Soon after the Test series victory that broke a 28-year hoodoo, England captain Alastair Cook and Ashley Giles, the team’s new ODI coach, met during Christmas time to prepare for their trip to India.
A few days later, Cook spoke about how Giles was a father figure during his early days in the England team when the two played together.
“He was kind of a dad and looked after a lot of the younger players,” said Cook the other day.
Clearly, the captain was trying his best to make sure that Giles was offered a warm welcome into the team, and while doing so, he also conveyed the message that the side was very happy to have him as the coach.
This is the first time an international team is trying out different head coaches for different formats of cricket, and, clearly, Cook’s recipe helped Giles settle down fast in his new role after Andy Flower, the Team Director-cum-coach for Tests, helped England celebrate a rare Test series victory in India.
Cook and Giles have played their cards well over the last few days and it clearly showed in the team’s victory over world champion India in the first of the five-match Airtel ODI series in Rajkot on Friday.
The world’s top-ranked Englishmen were a confident lot as they landed in Kochi on Saturday evening for Tuesday’s second ODI at the Jawaharlal Nehru Stadium here.

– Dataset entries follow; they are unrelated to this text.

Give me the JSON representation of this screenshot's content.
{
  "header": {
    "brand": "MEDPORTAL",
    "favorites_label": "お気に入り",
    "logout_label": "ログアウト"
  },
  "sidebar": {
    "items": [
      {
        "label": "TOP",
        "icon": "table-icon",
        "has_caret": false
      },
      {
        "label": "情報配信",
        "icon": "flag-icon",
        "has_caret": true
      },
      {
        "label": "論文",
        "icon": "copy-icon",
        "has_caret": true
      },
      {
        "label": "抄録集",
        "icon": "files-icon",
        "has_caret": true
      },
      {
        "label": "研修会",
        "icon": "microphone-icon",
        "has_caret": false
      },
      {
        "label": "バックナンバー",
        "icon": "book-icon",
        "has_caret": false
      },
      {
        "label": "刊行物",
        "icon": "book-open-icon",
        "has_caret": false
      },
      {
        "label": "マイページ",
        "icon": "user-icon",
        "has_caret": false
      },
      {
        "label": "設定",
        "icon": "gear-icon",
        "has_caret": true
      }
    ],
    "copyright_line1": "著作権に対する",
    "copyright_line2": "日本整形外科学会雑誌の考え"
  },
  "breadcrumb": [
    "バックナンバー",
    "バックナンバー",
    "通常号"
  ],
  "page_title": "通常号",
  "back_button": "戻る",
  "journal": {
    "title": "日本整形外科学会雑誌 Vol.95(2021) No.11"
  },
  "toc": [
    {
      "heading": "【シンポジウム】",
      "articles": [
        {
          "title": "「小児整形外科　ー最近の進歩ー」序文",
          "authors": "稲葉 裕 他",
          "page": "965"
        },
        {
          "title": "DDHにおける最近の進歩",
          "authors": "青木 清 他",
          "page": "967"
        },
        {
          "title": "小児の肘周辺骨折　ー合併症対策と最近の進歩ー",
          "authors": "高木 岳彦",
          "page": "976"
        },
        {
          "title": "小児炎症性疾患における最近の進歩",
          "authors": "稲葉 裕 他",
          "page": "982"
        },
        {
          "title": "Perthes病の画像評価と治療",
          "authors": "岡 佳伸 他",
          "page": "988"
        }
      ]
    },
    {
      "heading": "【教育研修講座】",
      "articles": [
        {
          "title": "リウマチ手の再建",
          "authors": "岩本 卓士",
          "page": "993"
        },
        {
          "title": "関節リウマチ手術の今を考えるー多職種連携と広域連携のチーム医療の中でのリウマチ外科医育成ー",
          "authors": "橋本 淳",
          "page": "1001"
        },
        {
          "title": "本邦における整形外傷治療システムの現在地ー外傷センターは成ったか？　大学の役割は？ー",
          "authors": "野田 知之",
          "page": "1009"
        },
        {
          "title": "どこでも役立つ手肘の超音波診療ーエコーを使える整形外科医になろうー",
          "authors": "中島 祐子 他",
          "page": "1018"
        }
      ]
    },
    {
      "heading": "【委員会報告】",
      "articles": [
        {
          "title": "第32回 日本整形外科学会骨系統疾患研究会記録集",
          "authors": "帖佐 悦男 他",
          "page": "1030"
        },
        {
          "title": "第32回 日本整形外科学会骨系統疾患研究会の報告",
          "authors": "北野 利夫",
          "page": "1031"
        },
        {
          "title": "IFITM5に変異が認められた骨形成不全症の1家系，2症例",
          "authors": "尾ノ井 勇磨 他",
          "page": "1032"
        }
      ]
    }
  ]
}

Cook could have an excellent career as a motivational speaker in future.
For, he came out with some high-energy talk to his boys over the last few days.
The Test series victory has inspired him and he passed this energy nicely on to his team.
Just a couple of days ago, Cook offered the Champions Trophy lure to his young players to bring out their best in the one-dayers against India.
England is hosting the Champions Trophy, virtually a mini World Cup, in June and the captain told his boys that berths in the national team for the event were on offer.
“I don’t know how many places are up for grabs but I would say a lot of them are,” he said.
He spiced it up saying England had not won an ICC 50-over event so far and the Champions Trophy was a fine opportunity since England was playing at home.
Contrast this with the conditions in the Indian team.
There were calls for Mahendra Singh Dhoni to give up captaincy of limited-over cricket just before this ODI series began.
And there was talk that the captain and team coach Zimbabwean Duncan Fletcher were not talking much after matches.
Well, England has been through fire and hell too.
Just four months ago, the England team faced a huge crisis and its top star, South Africa-born Kevin Pietersen was at the centre of a controversy.
Pietersen had sent provocative text messages regarding England’s then captain Andrew Strauss to South African players after the second Test between the two teams in Headingley.
Pietersen was dropped from the team after that, stripped of his central contract, kept out of the World Twenty20 in Sri Lanka — Pietersen had won the best player award in the previous World T20 which England won in 2010 — and his future with the English team was in doubt.
Suddenly, Pietersen had become the divisive figure in the team.
Cook and Giles went out of their way and used the right words to see that Pietersen felt at home after he tendered an apology and was brought back into the side.
Pietersen, with 77, was England’s top star when the team last played India in Kochi in April 2006.
The team will now look to him to produce a few more big ones as it works to win a bilateral ODI series in the country after 27 years.